We all know that MAS*H is one of television’s most iconic shows. The American war comedy and drama series had a way of drawing audiences in from the moment it first premiered on CBS in 1972.
The series featured members of the MAS*H (Mobile Army Surgical Hospital), 4077 team, during the Korean war.
While this war was over at the time of MAS*H’s airing, the series did coincide with another one. A very controversial war that was currently underway at the time in Vietnam.
Because of this, the cast of the hit CBS sitcom/drama faced a difficult task. Deliver the laughs and comedy relief written into the show, while maintaining a sense of consideration to the raw emotions that watchers felt towards the Vietnam war.
M*A*S*H Stars Worked On Their Comedic Deliveries – Both On and Off Screen
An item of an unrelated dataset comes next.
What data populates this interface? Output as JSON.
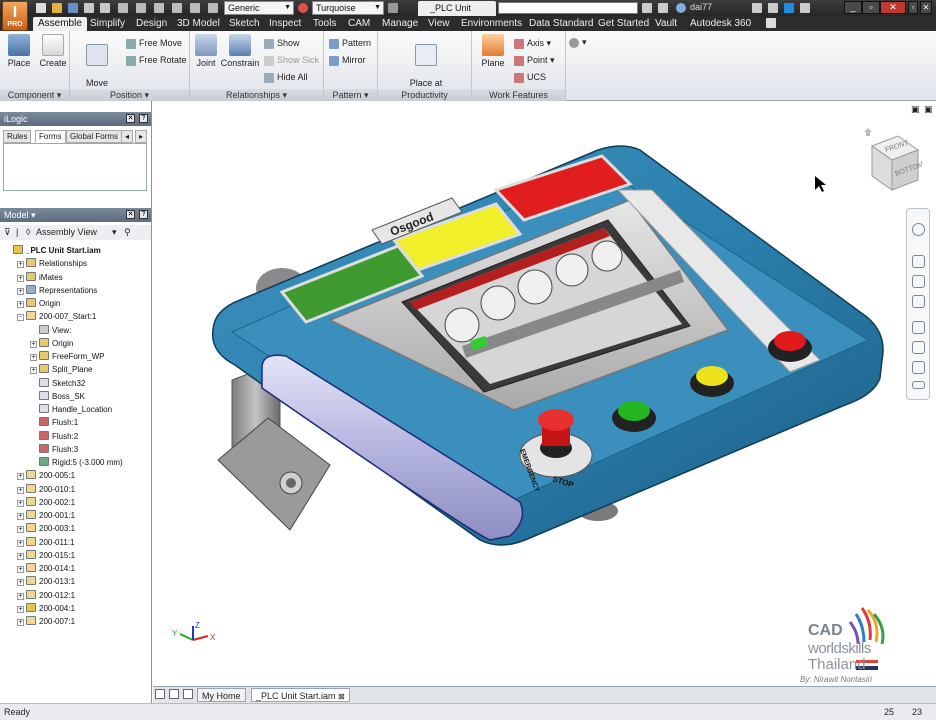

The storylines surrounding each MAS*H episode were often intense with the war-time topics.
Sometimes the storylines would be so raw, the actors found it difficult working between the drama portions and the comedy portions of an episode.
However, the talented cast worked hard on this balance.
Creating a kinship that made the show a classic. Their ability to work off one another in the scenes making the comedy timelessly unforgettable.
A feat, notes one of the war dramedy’s stars, that each one of them worked on for the sake of the show.
“We figured out how to relay to one another off-camera by sitting in a circle of chairs and just kidding with one another and laughing together,” notes MAS*H star Alan Alda.
Alda notes that each one of the cast members felt it was important that they each developed an ability to understand the on-camera styles of the other actors.
Thus learning how to work with each other’s delivery methods while filming.
“We had this connection when cameras turned on,” explains Alda. “And it turned our performances into something much more alive than it would have been otherwise.”
Forging A Valuable Connection
According to the M*A*S*H star, it was the actor’s ability to connect with one another that made the show as wonderful as it was.
“It was the essence of the show,” Alda said of the process. “Once we began talking to each other, we quickly got past that experience of sitting in chairs and sharing stories.”
After its premiere in 1972, M*A*S*H became an instant classic. Connecting with audiences during the show’s multiple season run before it finally went off the air in 1983.